» **Work task**
Look through the data below and return each line where "this" appears.

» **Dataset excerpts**
---+---

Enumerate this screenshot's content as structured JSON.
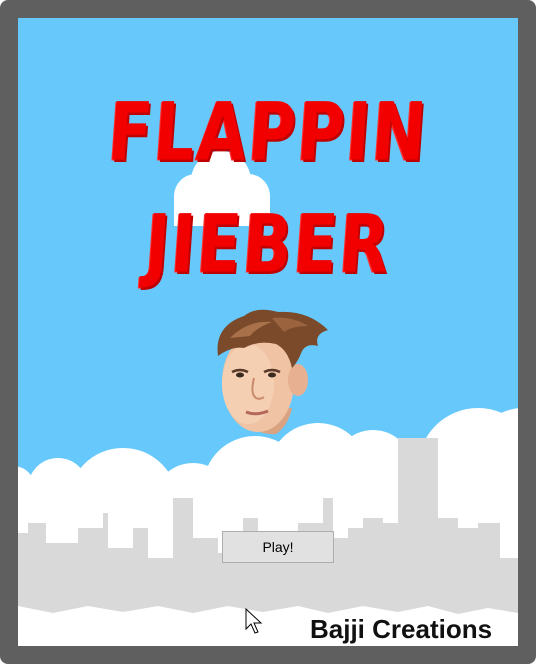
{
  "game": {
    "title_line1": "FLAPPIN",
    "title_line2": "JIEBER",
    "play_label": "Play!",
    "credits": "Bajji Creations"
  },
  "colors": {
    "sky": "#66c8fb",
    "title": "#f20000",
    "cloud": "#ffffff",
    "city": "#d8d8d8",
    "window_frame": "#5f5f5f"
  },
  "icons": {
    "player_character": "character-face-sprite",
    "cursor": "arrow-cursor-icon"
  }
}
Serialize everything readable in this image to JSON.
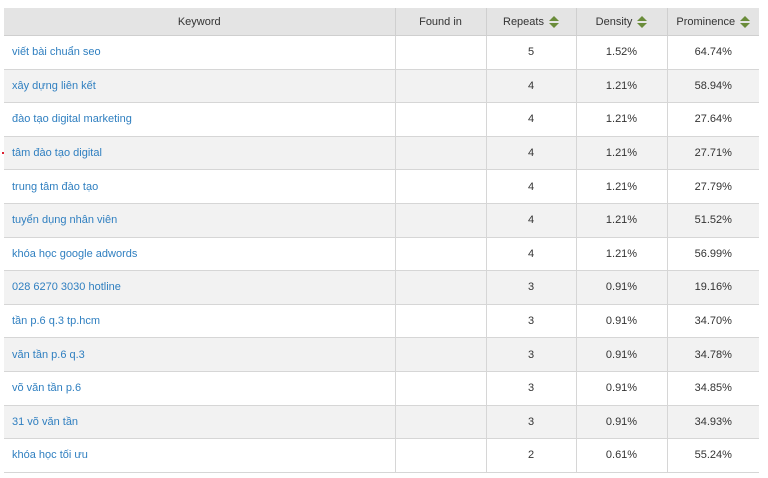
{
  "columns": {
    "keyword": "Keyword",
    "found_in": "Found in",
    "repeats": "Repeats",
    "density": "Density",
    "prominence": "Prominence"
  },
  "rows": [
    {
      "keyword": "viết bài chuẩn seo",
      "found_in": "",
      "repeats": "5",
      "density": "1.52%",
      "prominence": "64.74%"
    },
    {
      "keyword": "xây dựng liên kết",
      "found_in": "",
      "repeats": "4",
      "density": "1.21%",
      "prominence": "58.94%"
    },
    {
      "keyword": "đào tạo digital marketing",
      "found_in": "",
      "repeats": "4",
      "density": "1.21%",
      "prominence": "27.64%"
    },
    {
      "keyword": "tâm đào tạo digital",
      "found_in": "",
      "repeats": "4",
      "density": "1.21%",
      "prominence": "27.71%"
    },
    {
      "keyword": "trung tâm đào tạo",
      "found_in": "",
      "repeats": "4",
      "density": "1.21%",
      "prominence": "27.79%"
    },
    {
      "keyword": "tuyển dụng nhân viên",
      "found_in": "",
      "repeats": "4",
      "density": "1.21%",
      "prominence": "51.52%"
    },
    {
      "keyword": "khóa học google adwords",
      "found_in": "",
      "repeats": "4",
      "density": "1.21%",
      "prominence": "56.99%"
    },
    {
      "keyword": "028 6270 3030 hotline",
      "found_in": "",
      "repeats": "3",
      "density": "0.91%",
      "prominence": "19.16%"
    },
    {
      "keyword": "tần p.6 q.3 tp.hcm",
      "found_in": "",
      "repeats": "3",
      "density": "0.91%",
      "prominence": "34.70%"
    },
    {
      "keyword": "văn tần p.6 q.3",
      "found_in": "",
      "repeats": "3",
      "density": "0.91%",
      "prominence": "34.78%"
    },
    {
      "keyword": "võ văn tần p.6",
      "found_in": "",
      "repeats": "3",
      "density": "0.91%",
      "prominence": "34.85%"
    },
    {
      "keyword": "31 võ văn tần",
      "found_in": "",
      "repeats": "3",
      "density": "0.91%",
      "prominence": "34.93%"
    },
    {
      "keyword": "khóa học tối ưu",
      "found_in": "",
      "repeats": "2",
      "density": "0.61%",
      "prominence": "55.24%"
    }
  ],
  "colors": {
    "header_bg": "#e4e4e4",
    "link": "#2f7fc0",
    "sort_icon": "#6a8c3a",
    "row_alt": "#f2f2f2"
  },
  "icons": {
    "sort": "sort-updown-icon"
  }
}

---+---

» **Written reply**
Enumerate this screenshot's content as structured JSON.
Serialize everything readable in this image to JSON.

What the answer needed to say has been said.